Reduced Costs

Reduced Costs by Design

Bringing new technologies to market as quickly as possible is vital to the health of medical technology companies.

Medtronic Inc., Minneapolis, is a company focused solely on providing medical devices to the medical community and patients. Medtonic’s products require approval from the U.S. Food and Drug Administration (FDA) before they can be provided to customers. Changes made to product designs or manufacturing processes, often must be re-submitted to the FDA for approval.

Lost Time and Increased Waste

Waiting for approval from the FDA for significant product and process changes delays products getting to market—and to patients who need the life saving and sustaining devices. Medtronic also loses revenue. Inefficient processes cost the company money for waste disposal, raw material purchase and regulatory fees.

To improve efficiency without losing production time, Doug Fullen, corporate environmental director at Medtronic, said, “We needed to integrate environmental considerations into the product design process. In other words, to design Medtronic products our best the first time.”

Medtronic worked with the Minnesota Office of Environmental Assistance (OEA) to integrate Design for the Environment (DfE) into its processes. DfE is a process that incorporates environmental considerations up front in product design to help companies increase efficiency, reduce waste and save money. Medtronic received a $60,000 grant from the OEA for this project.

Evaluating Products Gets Results

Incorporating DfE meant changes for Medtronic. The product design team is now required to complete environmental evaluations for products during the design phase.

One tool used to evaluate a product’s environmental impact is the flow chart shown below. Keeping in mind that waste costs money to dispose of, the first strategy is eliminating it from processes. If that can’t be done, the team works through the rest of the chart.

“This tool helps us identify and analyze regulatory requirements and costs that we would run into down the production line. Now we have the chance to plan for and minimize the impact of these requirements and the associated costs by changing the process,” said Fullen.

Medtronic also incorporated the Materials Productivity Process Overview Tool into its decision making. The company saved money by optimizing material use in product design and manufacturing processes, cutting material use by 75 percent. It also saved $2 million by reducing chemical use and wastewater loading by about 80 percent.

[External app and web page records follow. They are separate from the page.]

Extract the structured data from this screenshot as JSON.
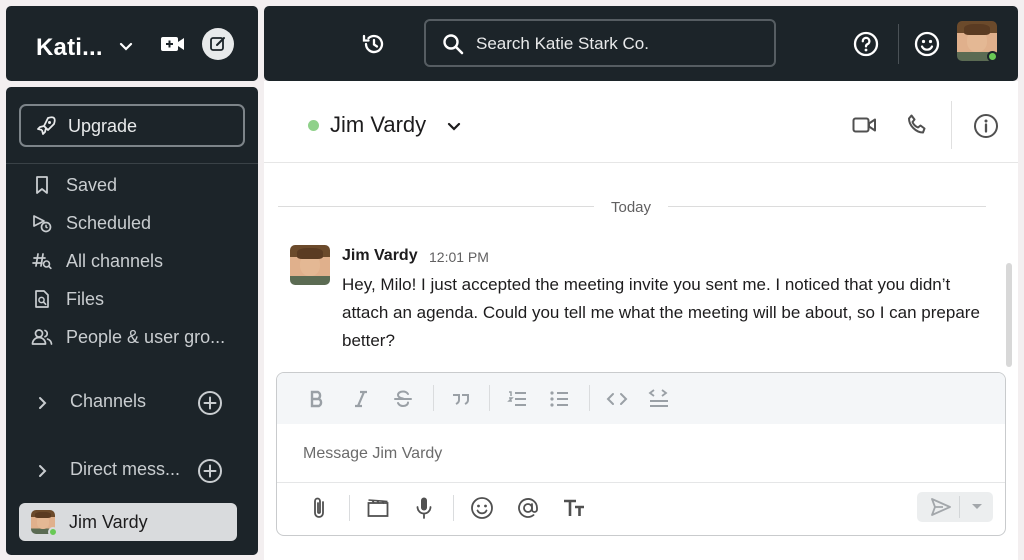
{
  "workspace": {
    "name": "Kati..."
  },
  "topbar": {
    "search_placeholder": "Search Katie Stark Co."
  },
  "sidebar": {
    "upgrade_label": "Upgrade",
    "nav": [
      {
        "label": "Saved",
        "icon": "bookmark-icon"
      },
      {
        "label": "Scheduled",
        "icon": "scheduled-send-icon"
      },
      {
        "label": "All channels",
        "icon": "channel-search-icon"
      },
      {
        "label": "Files",
        "icon": "file-search-icon"
      },
      {
        "label": "People & user gro...",
        "icon": "people-icon"
      }
    ],
    "sections": [
      {
        "label": "Channels"
      },
      {
        "label": "Direct mess..."
      }
    ],
    "dm_active": {
      "label": "Jim Vardy"
    }
  },
  "channel": {
    "name": "Jim Vardy"
  },
  "messages": {
    "date_divider": "Today",
    "items": [
      {
        "author": "Jim Vardy",
        "time": "12:01 PM",
        "text": "Hey, Milo! I just accepted the meeting invite you sent me. I noticed that you didn’t attach an agenda. Could you tell me what the meeting will be about, so I can prepare better?"
      }
    ]
  },
  "composer": {
    "placeholder": "Message Jim Vardy"
  },
  "colors": {
    "sidebar_bg": "#1c2429",
    "presence": "#69c955",
    "accent_text": "#c9cdd0"
  }
}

With financial assistance from the OEA, “the biggest investment we had to make was in the form of our own time and efforts. We enjoyed working with OEA,” said Fullen. “This project was one of the recipients of the 2002 Minnesota Environmental Initiative Awards.”